In a community like Oxford where there are neither kosher grocery stores nor kosher restaurants, the Greenbergs ship in kosher meat from Chicago and home-cook nearly every meal. For Jewish students with kosher lifestyles, having no kosher dining halls at Miami poses hardships.
Enjoy what you're reading?
Signup for our newsletter
When senior Maggie Bogomolny tried keeping kosher during the holidays, it was “close to impossible” to eat kosher on campus.
At Chabad, students can enjoy a four-course, home-cooked kosher meal free of charge for the Shabbat, or Jewish sabbath. As I helped prepare staple Shabbat dishes — such as kugel, a Jewish noodle dish — I chatted with first-year math education major Kayle Sacksteder, who guided me through Chabad dinner classics.

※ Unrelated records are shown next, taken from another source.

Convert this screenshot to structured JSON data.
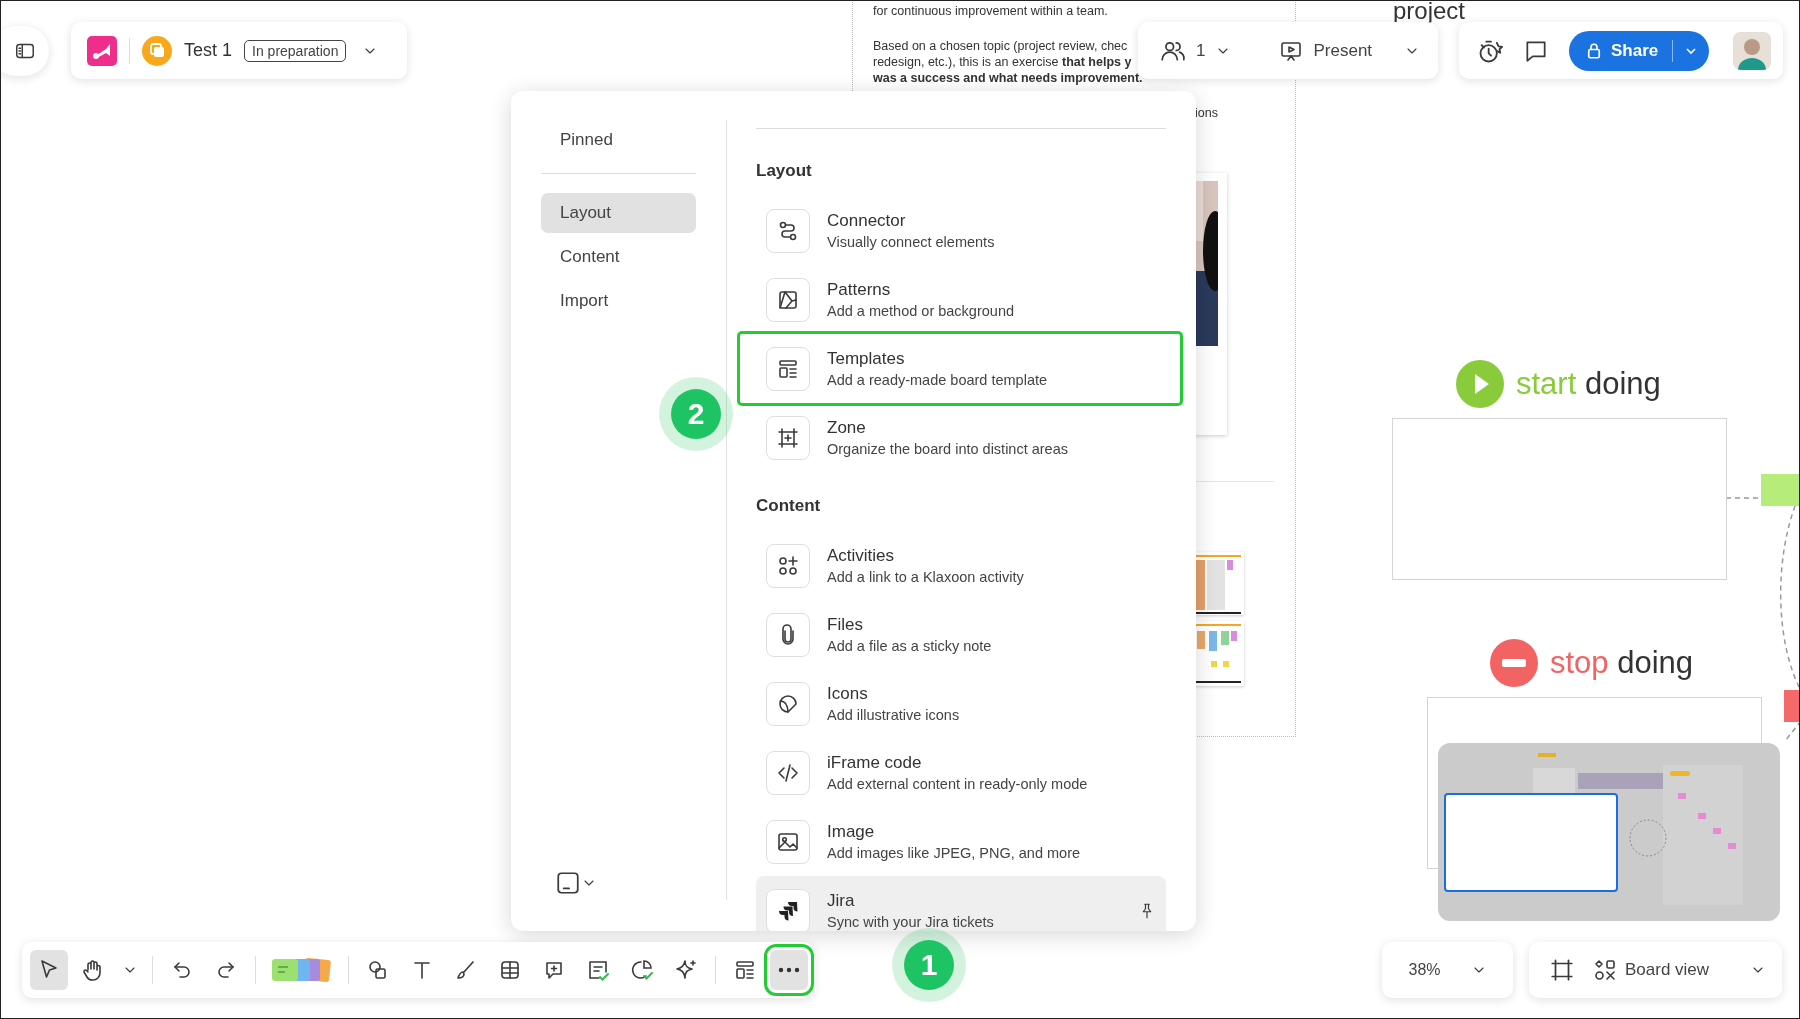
{
  "header": {
    "title": "Test 1",
    "status": "In preparation"
  },
  "participants": {
    "count": "1"
  },
  "present": {
    "label": "Present"
  },
  "share": {
    "label": "Share"
  },
  "canvas": {
    "heading": "project",
    "document_lines": [
      {
        "text": "for continuous improvement within a team.",
        "bold": false
      },
      {
        "text": "Based on a chosen topic (project review, chec",
        "bold": false
      },
      {
        "text": "redesign, etc.), this is an exercise **that helps y**",
        "bold": false
      },
      {
        "text": "was a success and what needs improvement.",
        "bold": true
      }
    ],
    "fragment": "ions",
    "sections": [
      {
        "kind": "start",
        "accent": "start",
        "word": "doing",
        "color": "#8acb3c"
      },
      {
        "kind": "stop",
        "accent": "stop",
        "word": "doing",
        "color": "#f26464"
      }
    ],
    "sticky_notes": [
      {
        "color": "#b5ec7a"
      },
      {
        "color": "#f46a6a"
      }
    ]
  },
  "menu": {
    "pinned": {
      "label": "Pinned",
      "selected": false
    },
    "categories": [
      {
        "label": "Layout",
        "selected": true
      },
      {
        "label": "Content",
        "selected": false
      },
      {
        "label": "Import",
        "selected": false
      }
    ],
    "groups": [
      {
        "heading": "Layout",
        "items": [
          {
            "title": "Connector",
            "description": "Visually connect elements",
            "highlighted": false,
            "hovered": false
          },
          {
            "title": "Patterns",
            "description": "Add a method or background",
            "highlighted": false,
            "hovered": false
          },
          {
            "title": "Templates",
            "description": "Add a ready-made board template",
            "highlighted": true,
            "hovered": false
          },
          {
            "title": "Zone",
            "description": "Organize the board into distinct areas",
            "highlighted": false,
            "hovered": false
          }
        ]
      },
      {
        "heading": "Content",
        "items": [
          {
            "title": "Activities",
            "description": "Add a link to a Klaxoon activity",
            "highlighted": false,
            "hovered": false
          },
          {
            "title": "Files",
            "description": "Add a file as a sticky note",
            "highlighted": false,
            "hovered": false
          },
          {
            "title": "Icons",
            "description": "Add illustrative icons",
            "highlighted": false,
            "hovered": false
          },
          {
            "title": "iFrame code",
            "description": "Add external content in ready-only mode",
            "highlighted": false,
            "hovered": false
          },
          {
            "title": "Image",
            "description": "Add images like JPEG, PNG, and more",
            "highlighted": false,
            "hovered": false
          },
          {
            "title": "Jira",
            "description": "Sync with your Jira tickets",
            "highlighted": false,
            "hovered": true
          }
        ]
      }
    ]
  },
  "toolbar": {
    "groups": [
      [
        {
          "selected": true,
          "highlighted": false
        },
        {
          "selected": false,
          "highlighted": false
        },
        {
          "selected": false,
          "highlighted": false
        }
      ],
      [
        {
          "selected": false,
          "highlighted": false
        },
        {
          "selected": false,
          "highlighted": false
        }
      ],
      [
        {
          "selected": false,
          "highlighted": false
        }
      ],
      [
        {
          "selected": false,
          "highlighted": false
        },
        {
          "selected": false,
          "highlighted": false
        },
        {
          "selected": false,
          "highlighted": false
        },
        {
          "selected": false,
          "highlighted": false
        },
        {
          "selected": false,
          "highlighted": false
        },
        {
          "selected": false,
          "highlighted": false
        },
        {
          "selected": false,
          "highlighted": false
        },
        {
          "selected": false,
          "highlighted": false
        }
      ],
      [
        {
          "selected": false,
          "highlighted": false
        },
        {
          "selected": true,
          "highlighted": true
        }
      ]
    ]
  },
  "zoom": {
    "value": "38%"
  },
  "view": {
    "label": "Board view"
  },
  "callouts": [
    {
      "number": "1"
    },
    {
      "number": "2"
    }
  ]
}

“We have challah, chicken, matzo balls, sushi salad…the s’mores pie is the best,” she commented.
Sacksteder, who was raised in a Jewish and Christian household, started coming to Chabad first semester as she identified more with her Jewish roots. “I had grown up around so many Jewish people, so not having a community here was weird,” she explained as we decorated birthday cupcakes together.
This week’s Chabad dinner was extra special: the Greenbergs’ oldest child was celebrating his tenth birthday.
When I walked into the Greenbergs’ living room for Shabbat, the room was bustling with excitement: old friends chatting, new friends meeting and children running around playing games.
During Shabbat, students take a break from their phones and enjoy the fellowship of the Chabad community, sharing stories from their week and chatting about their plans for the rest of their night.
Dinner opens with prayer songs, spoken in either Hebrew or English, and netilyat yadayim, a hand-washing ritual done before eating challah, a Jewish bread. Before anyone eats, a prayer is given to thank the woman of the home, Mushka, for her hard work in preparing our four-course feast.
For the opening course, the table was lined with challah, pecan salad, coleslaw, noodles and — a crowd favorite — sushi salad, an amalgamation similar to a poke bowl with rice, fish and cucumber, made by Bogomolny.
“I love cooking with Mushka and hanging with the kids,” Bogomolny said. Her sushi salad, similar in flavor to a california roll, was an excellent start to the meal.
For the second course, Mushka brought out matzo ball soup. Growing up outside the Jewish tradition, I had never tried matzo ball soup before. One bite of matzo ball soup in, and I knew I had found a new favorite soup: it tasted hearty, with a dumpling-like consistency and delicious croutons for texture.
When students from Chabad are sick, the Greenbergs often send a cup of matzo ball soup to help remedy them.
For the third course, it was time for Rabbi Yossi’s famous fall-off-the-bone chicken.
“The chicken is bomb,” sophomore Max Montalbano told me.
I couldn’t agree more: it was the best-cooked chicken I had ever had.
Montalbano, an architecture student from New York, initially came to Chabad to connect with his roots. “It started off as a way to connect to my heritage, but then it became a family.”
Strangers quickly become family at Chabad dinner. Students pass each other helpings of food, fill up each other’s cups of grape juice and sparkling water and introduce themselves without hesitation. Twenty minutes into the dinner, I felt as if I had known the students for months.
As we ate, Rabbi Yossi had us share a happy moment from my week. Students shared fond memories, good test scores and job offers. For me, the highlight of my week was dinner.
For dessert, we enjoyed birthday cupcakes: fruity-pebble-flavored, at the request of the birthday boy. At the end of the dinner, Chabad closed with singing classic Jewish songs and offering a prayer.
Chabad dinner is more than just a dinner: it is a family, a tradition and a home. Chabad makes sure that Jewish students can enjoy the cuisine that reminds them of home, even if home is hundreds of miles away.